> **EXERCISE BRIEF**
Count the lines holding the string "used" in the records, and give only the count.

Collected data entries
################

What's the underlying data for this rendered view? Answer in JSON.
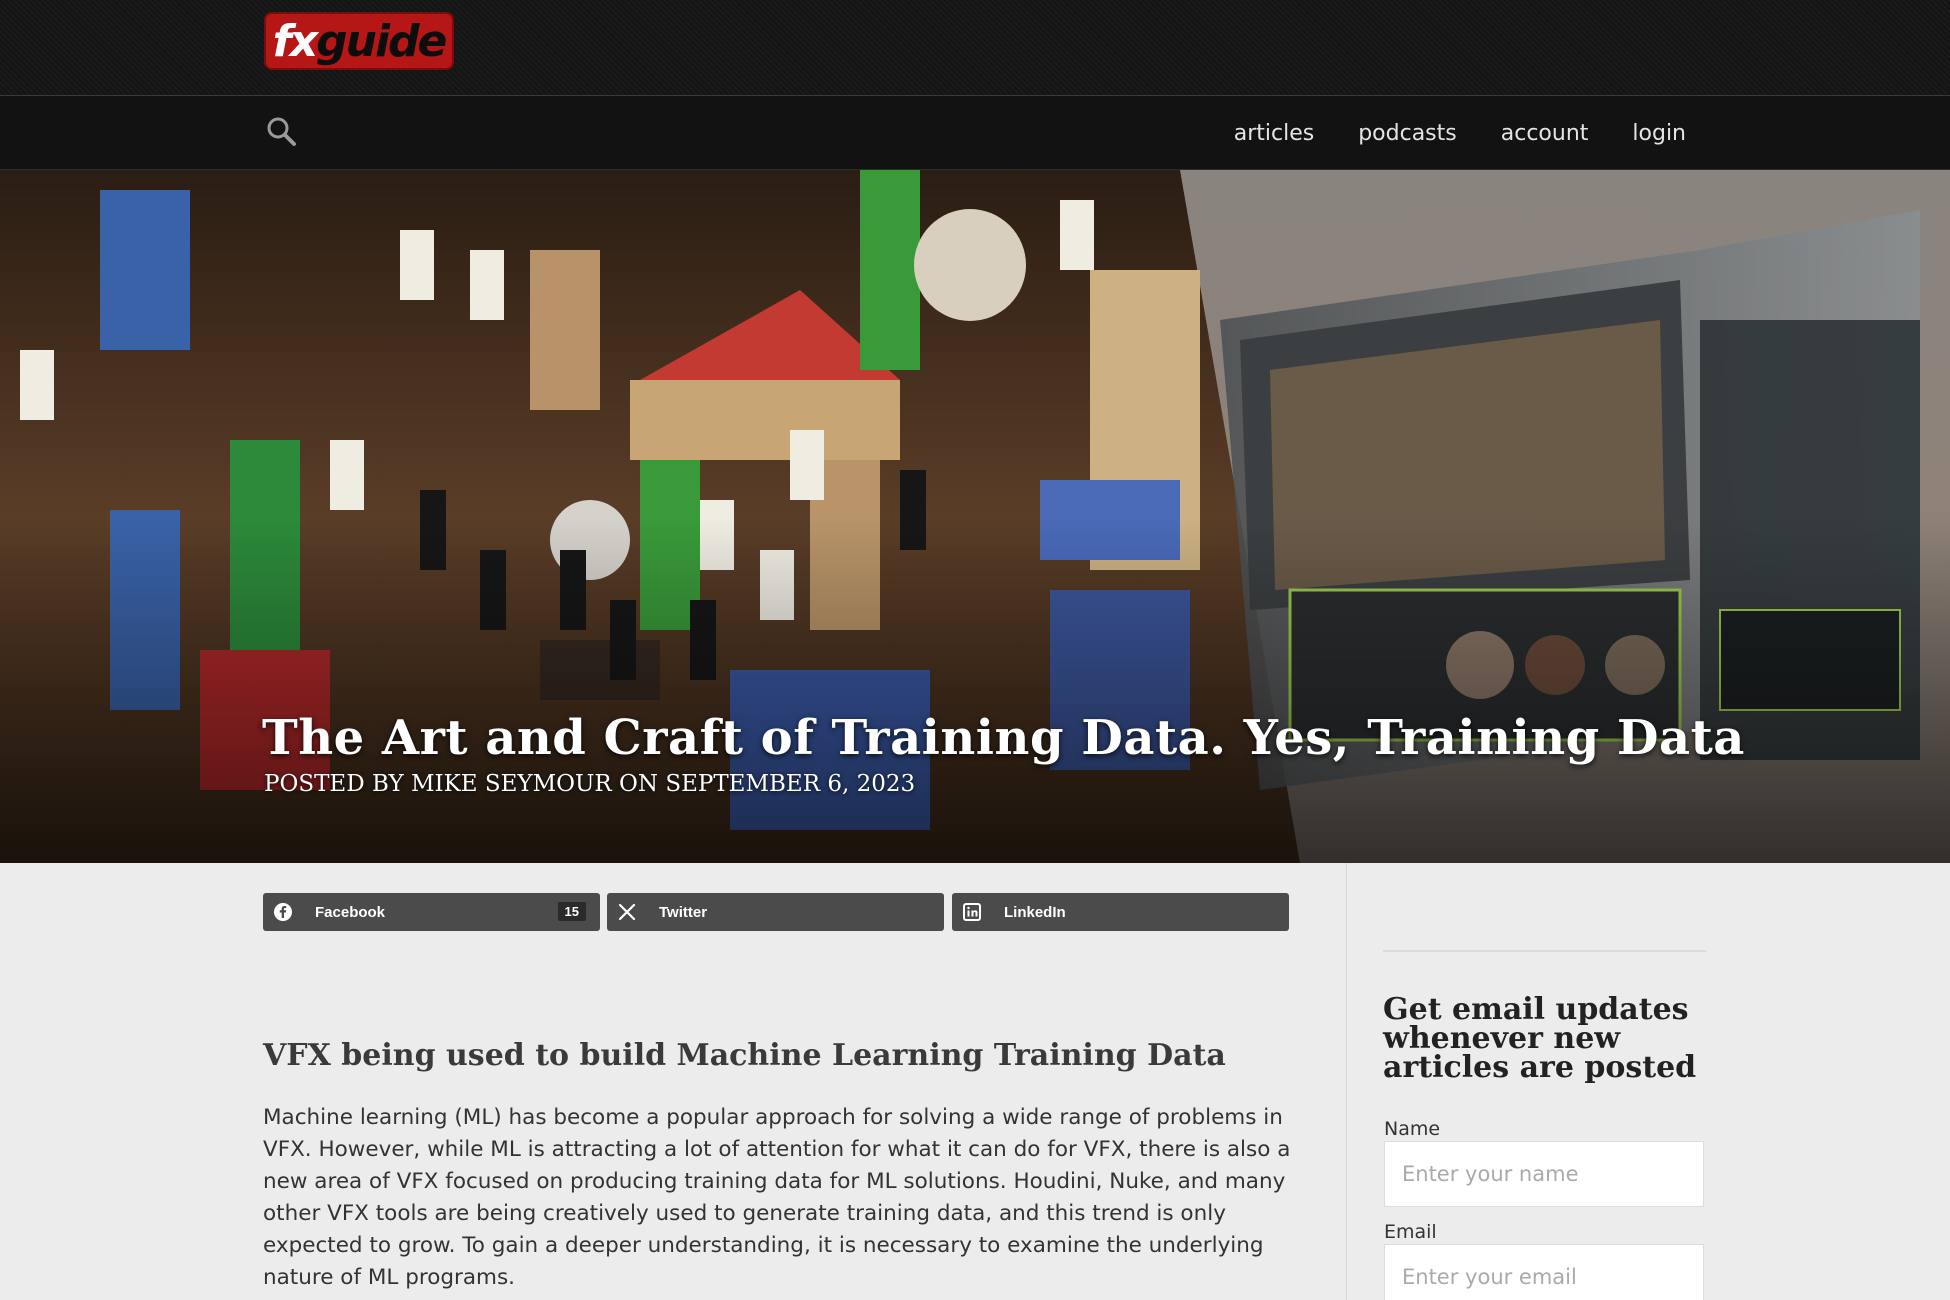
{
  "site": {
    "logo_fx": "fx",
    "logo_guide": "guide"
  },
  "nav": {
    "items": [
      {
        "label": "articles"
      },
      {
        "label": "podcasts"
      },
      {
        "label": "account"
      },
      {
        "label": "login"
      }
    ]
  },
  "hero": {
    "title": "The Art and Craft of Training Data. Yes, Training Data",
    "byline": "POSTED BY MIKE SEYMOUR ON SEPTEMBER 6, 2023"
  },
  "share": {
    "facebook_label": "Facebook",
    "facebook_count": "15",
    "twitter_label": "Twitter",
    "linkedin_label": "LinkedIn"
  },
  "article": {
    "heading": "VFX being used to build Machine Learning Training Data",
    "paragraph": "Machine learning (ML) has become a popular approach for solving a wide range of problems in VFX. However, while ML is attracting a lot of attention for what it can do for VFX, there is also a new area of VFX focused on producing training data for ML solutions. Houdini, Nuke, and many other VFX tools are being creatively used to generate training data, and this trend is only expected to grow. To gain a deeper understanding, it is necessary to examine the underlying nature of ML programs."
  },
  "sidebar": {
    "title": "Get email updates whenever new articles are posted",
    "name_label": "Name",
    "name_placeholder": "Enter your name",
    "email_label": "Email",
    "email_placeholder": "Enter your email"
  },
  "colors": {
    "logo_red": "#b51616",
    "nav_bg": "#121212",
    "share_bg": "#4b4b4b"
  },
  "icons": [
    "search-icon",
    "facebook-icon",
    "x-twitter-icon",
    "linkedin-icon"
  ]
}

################

> **ANSWER FOR THE TASK**
2